Bahrain king will attend British diamond jubilee lunch
WINDSOR, United Kingdom - Agence France-Presse
he Queen's Diamond Jubilee will take place June 2-5, 2012, and celebrations will include a festival of boats on the river Thames and the lighting of more than 2,000 beacons around the country during a four-day public holiday. AFP PHOTO/ANDREW COWIEThe king of Bahrain, whose regime has been accused of human rights abuses, will attend a lunch of foreign monarchs Friday to mark Queen Elizabeth II's diamond jubilee, officials said.
King Hamad, whose Gulf island country is in a state of civil unrest following a deadly crackdown on pro-democracy protests, will sit down to lunch at Windsor Castle with nearly 50 foreign royal guests.
Buckingham Palace has said that the Foreign Office approved the invitation for King Hamad.
But it has drawn protests from veteran British lawmaker Dennis MacShane, a former Europe minister, who said the queen should not have to "dine with a despot".
The Bahraini regime "has done such terrible things to its own people since the Arab awakening a year ago", MacShane said. "For too long we have turned a blind eye to the repression carried out under the rule of royals in Arabia." The Foreign Office "should protect the British queen rather than expose her to having to dine with a despot", he added.
An AFP reporter in Windsor, which lies to the west of London, said there was no sign of demonstrations.
The lunch will be followed by a dinner for many of the foreign royals at Buckingham Palace, although King Hamad is not on the official list of those attending the evening event.
Human rights activists have promised to stage a protest outside Buckingham Palace before the dinner.
Britain has close links to Bahrain and has had to tread carefully in diplomatic terms since the unrest.

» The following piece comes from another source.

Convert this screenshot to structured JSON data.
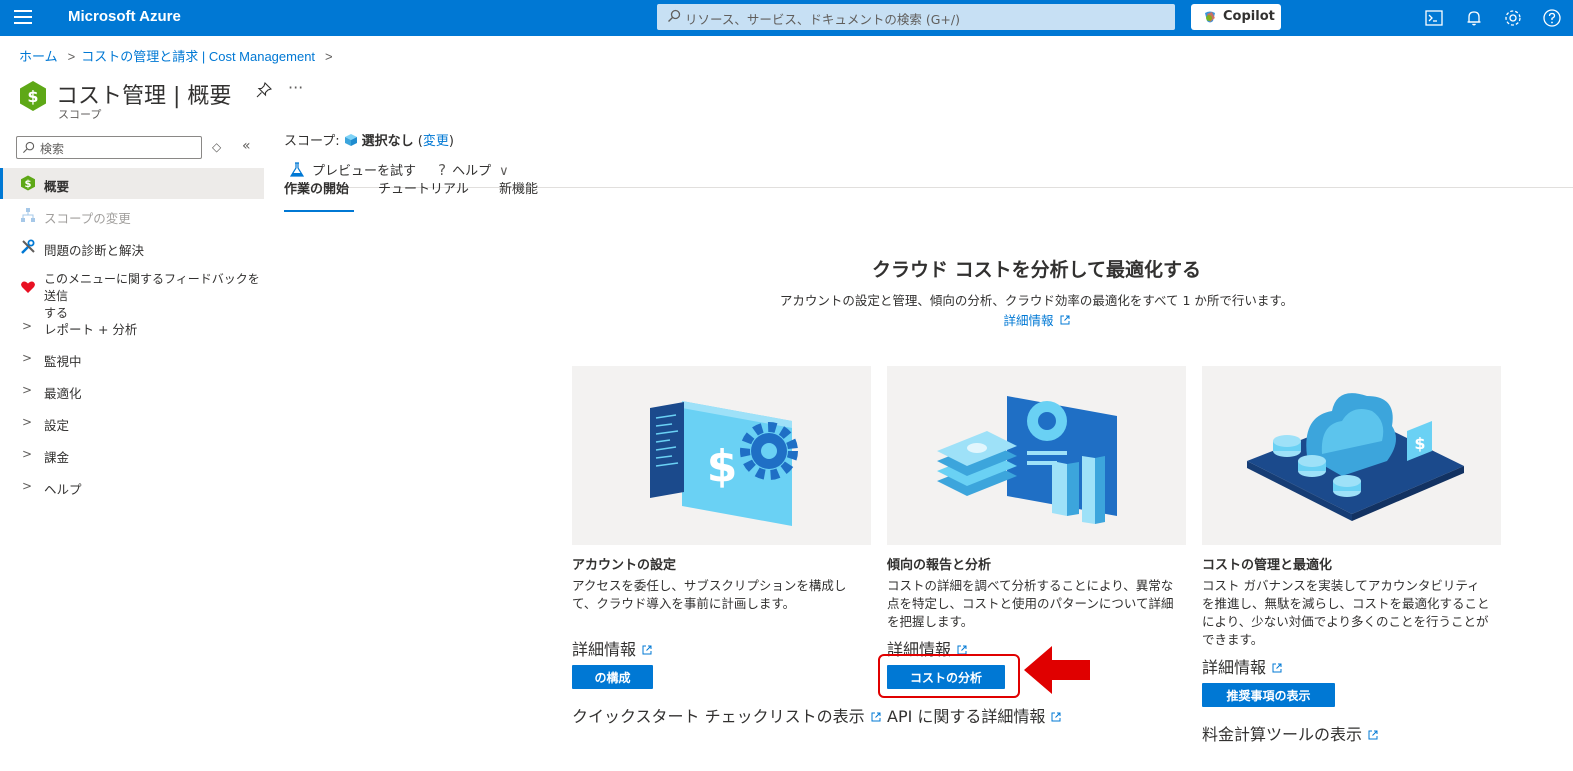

Prime Minister David Cameron held a meeting with King Hamad at his Downing Street residence in December when he urged him to implement reforms, and offered Britain's support.
In April 2011, Bahrain's Crown Prince Salman bin Hamad al-Khalifa turned down an invitation to the wedding of Prince William and Catherine after a public outcry in Britain.
Amnesty International says around 60 people have been killed in Bahrain since the anti-regime protests first erupted in February last year.